Serendipity Gardens: Make your garden a reflection of you
Published 9:19 am Friday, February 16, 2018
Serendipity Gardens by Carol Hegel Lang
My gardens pack a punch. They are filled to overflowing with flowers and garden ornaments, yet weeds still seem to find a place to sprout.
When people ask me about starting a garden, the first thing I tell them is to make it personal; don’t just plant rows of flowers and vegetables. Add ornaments and cozy little nooks and crannies. Make sure it reflects your personality, so when people visit it they know it is truly your garden.
I have never been one to follow gardening rules and plant in uneven numbers, because sometimes I only have room for two plants and a third one would just not fit. I also mix colors that sometimes clash. In the long run — in Mother Nature’s garden — I don’t think she ever takes a look at it and says, “Oh my, those colors will not work together!” She just lets the seeds fall where they may and when you stand back and look at the whole picture, it looks pretty darn good.
For me, gardening is a way to express my ideas since I cannot draw or paint for the life of me. I admire those people who can paint something breathtaking or use their vision to create something beautiful. When God handed out the artistic gene, he gave all of them to my younger sister and passed right by me.
If you have visited my gardens, you know that it is planted in a very haphazard manner, but it is just perfect for my liking. To me, the most important thing is to provide food and shelter for nature’s creatures and secondly for my own enjoyment. Every time someone visits the gardens, I always cringe wondering what they think of this wild tangle of plants planted nilly-willy with taller plants in front of shorter ones in a way that goes against every gardening rule ever spoken or written.
Always find some cozy corner where you can sit and enjoy the serenity a garden provides and where you can find time to get lost in nature.
I have so many places throughout the gardens, and I cherish every one of them where I can sit and enjoy everything God has provided. Benches are placed throughout the yard in strategic places for views of a small area where you can get up close and personal with the flowers and critters in the gardens.
My gardens were created one at a time over many years. When I look back at the earliest photos, I have to laugh at how strictly I followed the gardening rules I read about, as short plants were placed in front, followed by medium size in the middle and taller ones to the back — and yes, they were planted in uneven numbers and colors, adhering to the color wheel theory.
When exactly I strayed from the rules isn’t really known, but one day I must have just planted flowers wherever they seemed to fit, and I loved the idea. Buying a four-pack of flowers always left me with that one extra plant. I didn’t know where it should go, so it went wherever it fit.
The garden fairy police didn’t come and take my trowel away, so it must have been all right.

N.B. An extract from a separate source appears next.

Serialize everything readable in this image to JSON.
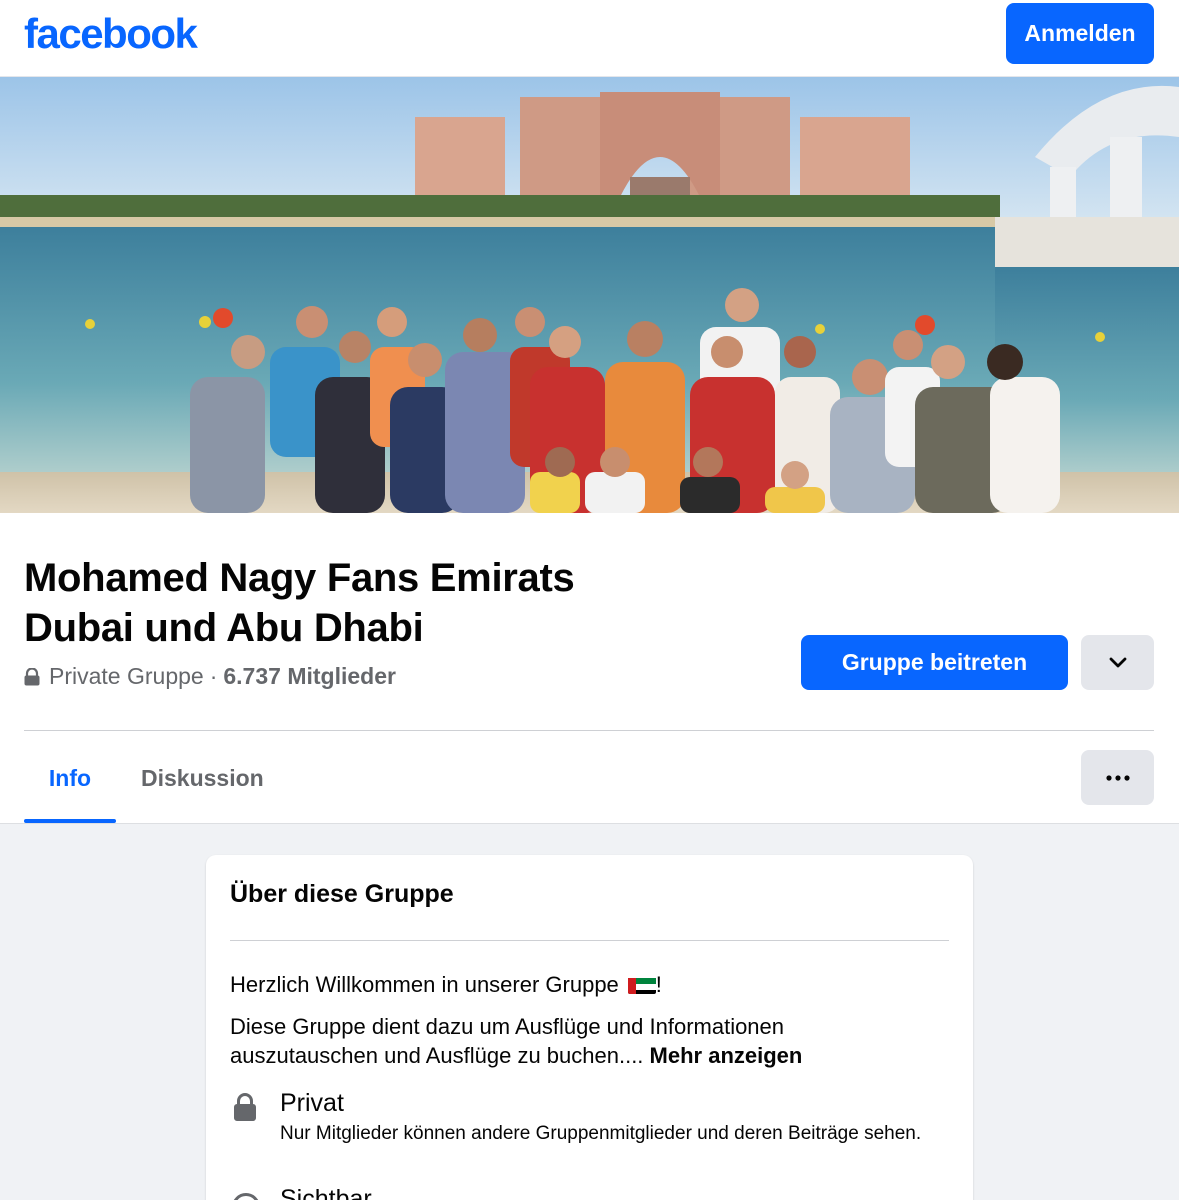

Another tip for new gardeners is that even though when you purchase a plant or seeds it gives you recommendations on where they should be planted — sun or shade — you can try them some other places, and if they don’t thrive, then move them to where they should be. Be brave and break those rules sometimes.

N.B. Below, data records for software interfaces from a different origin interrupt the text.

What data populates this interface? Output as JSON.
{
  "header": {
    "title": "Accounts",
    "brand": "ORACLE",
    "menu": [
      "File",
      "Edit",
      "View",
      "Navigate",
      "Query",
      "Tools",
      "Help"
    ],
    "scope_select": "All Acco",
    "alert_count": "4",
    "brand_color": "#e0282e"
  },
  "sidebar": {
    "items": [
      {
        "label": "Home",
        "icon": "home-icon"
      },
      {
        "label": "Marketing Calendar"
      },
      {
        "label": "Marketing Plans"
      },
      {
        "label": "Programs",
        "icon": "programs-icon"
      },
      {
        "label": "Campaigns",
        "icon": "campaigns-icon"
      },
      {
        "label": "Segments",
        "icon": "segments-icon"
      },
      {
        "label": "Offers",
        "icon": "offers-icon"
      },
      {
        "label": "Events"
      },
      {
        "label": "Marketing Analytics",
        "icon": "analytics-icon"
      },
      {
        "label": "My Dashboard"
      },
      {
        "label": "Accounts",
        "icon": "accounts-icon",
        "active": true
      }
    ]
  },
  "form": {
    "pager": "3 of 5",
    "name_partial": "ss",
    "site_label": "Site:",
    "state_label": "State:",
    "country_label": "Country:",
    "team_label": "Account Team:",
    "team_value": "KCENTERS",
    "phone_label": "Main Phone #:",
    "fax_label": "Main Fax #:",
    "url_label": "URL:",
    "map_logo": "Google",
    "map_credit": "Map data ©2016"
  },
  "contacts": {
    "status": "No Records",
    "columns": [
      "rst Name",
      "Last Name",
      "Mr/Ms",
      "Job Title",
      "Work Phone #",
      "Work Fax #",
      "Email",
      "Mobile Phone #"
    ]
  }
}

My sunflowers come up in the most unusual places (having been planted by squirrels or birds) and most of the time I leave them right where they are. One time, a very tall, multi-stemmed sunflower came up through the bricks on the patio right next to a bench — not the best place for it, but it got full sun there and I liked the punch of yellow it provided, so I tied it to the bench the taller it grew. What a statement it made as you walked up the driveway.
“I have gazed so much on beauty that my eyes overflow with it.” — Constantine P. Cavafy
Carol Hegel Lang is a green thumb residing in Albert Lea. Her column appears biweekly. Email her at email@example.com.